FAQ

What is the difference between a PCB and a breadboard?

A PCB is a printed circuit board that is designed and manufactured for a specific circuit, while a breadboard is a prototyping tool that allows components to be connected together temporarily. PCBs are more reliable and efficient than breadboards, but they require more time and cost to design and manufacture.

Can I design a PCB without using specialized software?

While it is possible to design a PCB without using specialized software, it is not recommended. PCB design software provides many tools and features that make the design process faster, more accurate, and more efficient. Using specialized software also ensures that the design meets the manufacturing tolerances and design rules of the PCB fabrication process.

How long does it take to manufacture a PCB?

The time it takes to manufacture a PCB depends on the complexity of the design, the manufacturing process, and the turnaround time of the fabrication service. Simple PCBs can be manufactured in a few days, while more complex boards may take several weeks. Rush services are available for an additional cost, but they may not be suitable for all projects.

What is the difference between through-hole and surface mount components?

Through-hole components are inserted into holes drilled in the PCB and soldered onto the opposite side, while surface mount components are mounted directly onto the surface of the board and soldered using a reflow or wave soldering process. Through-hole components are more reliable and robust, but they are also more expensive and time-consuming to assemble. Surface mount components are more cost-effective and efficient, but they require more precise placement and soldering equipment.

How much does it cost to manufacture a PCB?

The cost of manufacturing a PCB depends on many factors, such as the size and complexity of the board, the number of layers, the manufacturing process, and the quantity of boards ordered. Simple PCBs can cost a few dollars per board, while more complex boards can cost hundreds or even thousands of dollars per board. Many PCB fabrication services offer online quoting tools that can provide an estimate of the cost based on the design files and specifications.

Conclusion

PCB projects are an essential part of the electronics industry, and they play a critical role in the development of new technologies and products. PCB design and manufacturing require specialized knowledge and skills, as well as access to specialized software and equipment.

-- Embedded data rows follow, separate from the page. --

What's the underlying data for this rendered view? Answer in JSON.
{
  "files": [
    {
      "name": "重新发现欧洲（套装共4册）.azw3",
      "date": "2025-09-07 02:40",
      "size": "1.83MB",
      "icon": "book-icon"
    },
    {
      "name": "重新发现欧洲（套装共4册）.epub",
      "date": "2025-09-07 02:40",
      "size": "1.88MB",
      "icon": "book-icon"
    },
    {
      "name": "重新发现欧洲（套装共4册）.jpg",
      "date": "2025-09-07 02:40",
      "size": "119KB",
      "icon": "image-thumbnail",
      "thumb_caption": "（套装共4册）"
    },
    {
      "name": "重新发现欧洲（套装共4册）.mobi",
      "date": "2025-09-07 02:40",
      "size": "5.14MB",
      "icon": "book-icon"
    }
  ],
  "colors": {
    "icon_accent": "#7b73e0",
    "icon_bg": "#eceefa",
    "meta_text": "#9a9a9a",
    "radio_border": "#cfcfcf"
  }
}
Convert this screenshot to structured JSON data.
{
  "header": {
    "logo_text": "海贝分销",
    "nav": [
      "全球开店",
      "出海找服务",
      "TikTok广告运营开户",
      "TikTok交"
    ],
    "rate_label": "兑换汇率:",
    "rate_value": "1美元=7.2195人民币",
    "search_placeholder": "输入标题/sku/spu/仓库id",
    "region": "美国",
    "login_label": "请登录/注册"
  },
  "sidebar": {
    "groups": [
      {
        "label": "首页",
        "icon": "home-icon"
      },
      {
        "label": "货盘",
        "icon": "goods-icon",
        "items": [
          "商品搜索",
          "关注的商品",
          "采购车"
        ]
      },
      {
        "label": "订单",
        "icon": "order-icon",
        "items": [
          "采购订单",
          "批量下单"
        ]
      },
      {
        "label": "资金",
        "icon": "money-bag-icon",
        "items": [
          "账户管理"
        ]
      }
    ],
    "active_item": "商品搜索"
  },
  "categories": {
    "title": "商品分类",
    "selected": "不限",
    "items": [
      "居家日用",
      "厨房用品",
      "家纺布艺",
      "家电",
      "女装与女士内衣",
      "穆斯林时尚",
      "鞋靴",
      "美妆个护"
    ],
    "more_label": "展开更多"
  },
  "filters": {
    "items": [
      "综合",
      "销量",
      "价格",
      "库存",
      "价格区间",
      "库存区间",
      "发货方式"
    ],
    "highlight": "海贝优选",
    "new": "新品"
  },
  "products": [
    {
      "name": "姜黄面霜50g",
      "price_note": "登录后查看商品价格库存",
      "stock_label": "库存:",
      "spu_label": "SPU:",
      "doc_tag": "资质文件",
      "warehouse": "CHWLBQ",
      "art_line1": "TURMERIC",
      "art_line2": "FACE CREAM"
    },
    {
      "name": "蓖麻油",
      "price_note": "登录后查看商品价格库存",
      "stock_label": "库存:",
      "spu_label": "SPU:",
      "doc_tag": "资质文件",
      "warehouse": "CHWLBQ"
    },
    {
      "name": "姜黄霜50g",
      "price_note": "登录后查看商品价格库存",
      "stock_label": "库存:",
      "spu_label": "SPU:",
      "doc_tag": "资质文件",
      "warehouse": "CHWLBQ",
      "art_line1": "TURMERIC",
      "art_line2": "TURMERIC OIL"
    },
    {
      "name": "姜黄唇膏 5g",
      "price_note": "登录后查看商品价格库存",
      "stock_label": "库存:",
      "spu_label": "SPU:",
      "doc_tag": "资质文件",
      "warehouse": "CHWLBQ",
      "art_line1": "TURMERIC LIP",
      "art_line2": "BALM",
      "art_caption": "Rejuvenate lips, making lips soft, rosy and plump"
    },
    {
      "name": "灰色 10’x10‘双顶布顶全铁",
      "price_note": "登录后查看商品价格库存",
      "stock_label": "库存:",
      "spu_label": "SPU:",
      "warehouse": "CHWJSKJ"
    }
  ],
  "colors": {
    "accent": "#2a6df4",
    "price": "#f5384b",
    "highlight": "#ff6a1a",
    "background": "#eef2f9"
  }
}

By understanding the basics of PCB design and manufacturing, you can create reliable, efficient, and cost-effective electronic devices that meet the needs of your project.

Whether you are a hobbyist or a professional engineer, there are many resources available to help you get started with PCB projects. From online tutorials and forums to specialized software and fabrication services, there are many tools and services that can help you bring your ideas to life. With the right knowledge and tools, anyone can create custom PCBs that meet their specific needs and requirements.

Component Type Advantages Disadvantages
Through-Hole (THT) – Reliable and robust
– Well-suited for high-power or high-voltage applications
– More expensive and time-consuming than SMT
– Not well-suited for high-density designs
Surface Mount (SMT) – More cost-effective and efficient than THT
– Allows for higher-density designs
– Requires more precise placement and soldering equipment
– Can be more susceptible to thermal and mechanical stress
PCB Material Advantages Disadvantages
FR-4 – Low-cost
– High-strength
– Well-suited for most general-purpose applications
– Relatively high dielectric constant and loss tangent
– Limited performance at high frequencies
Rogers – Low dielectric constant and loss tangent
– Better signal integrity and lower losses at high frequencies
– More expensive than FR-4
– May require specialized processing techniques
Polyimide – High-temperature and high-performance
– Excellent thermal and mechanical properties
– Can withstand temperatures up to 400°C
– More expensive than other PCB materials
– May require specialized processing techniques
Aluminum – Excellent thermal conductivity
– Can dissipate heat more efficiently than other PCB materials
– More expensive than other materials
– May require specialized processing techniques